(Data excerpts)
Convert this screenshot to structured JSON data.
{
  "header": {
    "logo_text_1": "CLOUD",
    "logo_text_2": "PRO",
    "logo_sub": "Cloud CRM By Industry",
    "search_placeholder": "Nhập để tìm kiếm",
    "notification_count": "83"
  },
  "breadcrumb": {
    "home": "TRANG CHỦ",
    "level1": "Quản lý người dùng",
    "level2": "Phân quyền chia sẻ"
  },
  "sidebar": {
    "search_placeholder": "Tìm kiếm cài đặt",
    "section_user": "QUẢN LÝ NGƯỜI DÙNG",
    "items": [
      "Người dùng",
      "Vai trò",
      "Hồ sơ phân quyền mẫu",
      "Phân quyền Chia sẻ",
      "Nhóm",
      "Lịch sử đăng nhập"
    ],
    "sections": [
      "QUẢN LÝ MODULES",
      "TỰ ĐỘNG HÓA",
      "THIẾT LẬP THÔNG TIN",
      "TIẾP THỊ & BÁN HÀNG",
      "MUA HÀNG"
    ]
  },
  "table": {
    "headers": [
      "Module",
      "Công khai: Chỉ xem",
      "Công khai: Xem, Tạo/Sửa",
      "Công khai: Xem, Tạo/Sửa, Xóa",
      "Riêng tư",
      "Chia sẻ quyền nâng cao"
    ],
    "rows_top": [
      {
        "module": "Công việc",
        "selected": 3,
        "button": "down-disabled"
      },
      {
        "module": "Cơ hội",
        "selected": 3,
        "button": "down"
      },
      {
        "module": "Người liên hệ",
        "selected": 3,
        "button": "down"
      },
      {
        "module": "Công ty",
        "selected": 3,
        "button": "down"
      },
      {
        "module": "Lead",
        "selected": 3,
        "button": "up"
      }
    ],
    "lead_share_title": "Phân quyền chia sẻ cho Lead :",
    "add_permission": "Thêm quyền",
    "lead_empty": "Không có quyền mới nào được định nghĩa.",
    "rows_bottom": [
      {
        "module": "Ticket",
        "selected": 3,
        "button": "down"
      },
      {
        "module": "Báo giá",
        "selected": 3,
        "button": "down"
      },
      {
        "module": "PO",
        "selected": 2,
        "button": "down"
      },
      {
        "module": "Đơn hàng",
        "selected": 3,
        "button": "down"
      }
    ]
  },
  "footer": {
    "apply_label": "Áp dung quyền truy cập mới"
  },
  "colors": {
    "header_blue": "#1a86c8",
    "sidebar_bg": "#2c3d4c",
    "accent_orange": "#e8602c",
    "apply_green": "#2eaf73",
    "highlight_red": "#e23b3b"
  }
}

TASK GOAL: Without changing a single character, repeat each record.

WRITTEN RESPONSE:
Convert this screenshot to structured JSON data.
{
  "header": {
    "logo_text_1": "CLOUD",
    "logo_text_2": "PRO",
    "logo_sub": "Cloud CRM By Industry",
    "search_placeholder": "Nhập để tìm kiếm",
    "notification_count": "83"
  },
  "breadcrumb": {
    "home": "TRANG CHỦ",
    "level1": "Quản lý người dùng",
    "level2": "Phân quyền chia sẻ"
  },
  "sidebar": {
    "search_placeholder": "Tìm kiếm cài đặt",
    "section_user": "QUẢN LÝ NGƯỜI DÙNG",
    "items": [
      "Người dùng",
      "Vai trò",
      "Hồ sơ phân quyền mẫu",
      "Phân quyền Chia sẻ",
      "Nhóm",
      "Lịch sử đăng nhập"
    ],
    "sections": [
      "QUẢN LÝ MODULES",
      "TỰ ĐỘNG HÓA",
      "THIẾT LẬP THÔNG TIN",
      "TIẾP THỊ & BÁN HÀNG",
      "MUA HÀNG"
    ]
  },
  "table": {
    "headers": [
      "Module",
      "Công khai: Chỉ xem",
      "Công khai: Xem, Tạo/Sửa",
      "Công khai: Xem, Tạo/Sửa, Xóa",
      "Riêng tư",
      "Chia sẻ quyền nâng cao"
    ],
    "rows_top": [
      {
        "module": "Công việc",
        "selected": 3,
        "button": "down-disabled"
      },
      {
        "module": "Cơ hội",
        "selected": 3,
        "button": "down"
      },
      {
        "module": "Người liên hệ",
        "selected": 3,
        "button": "down"
      },
      {
        "module": "Công ty",
        "selected": 3,
        "button": "down"
      },
      {
        "module": "Lead",
        "selected": 3,
        "button": "up"
      }
    ],
    "lead_share_title": "Phân quyền chia sẻ cho Lead :",
    "add_permission": "Thêm quyền",
    "lead_empty": "Không có quyền mới nào được định nghĩa.",
    "rows_bottom": [
      {
        "module": "Ticket",
        "selected": 3,
        "button": "down"
      },
      {
        "module": "Báo giá",
        "selected": 3,
        "button": "down"
      },
      {
        "module": "PO",
        "selected": 2,
        "button": "down"
      },
      {
        "module": "Đơn hàng",
        "selected": 3,
        "button": "down"
      }
    ]
  },
  "footer": {
    "apply_label": "Áp dung quyền truy cập mới"
  },
  "colors": {
    "header_blue": "#1a86c8",
    "sidebar_bg": "#2c3d4c",
    "accent_orange": "#e8602c",
    "apply_green": "#2eaf73",
    "highlight_red": "#e23b3b"
  }
}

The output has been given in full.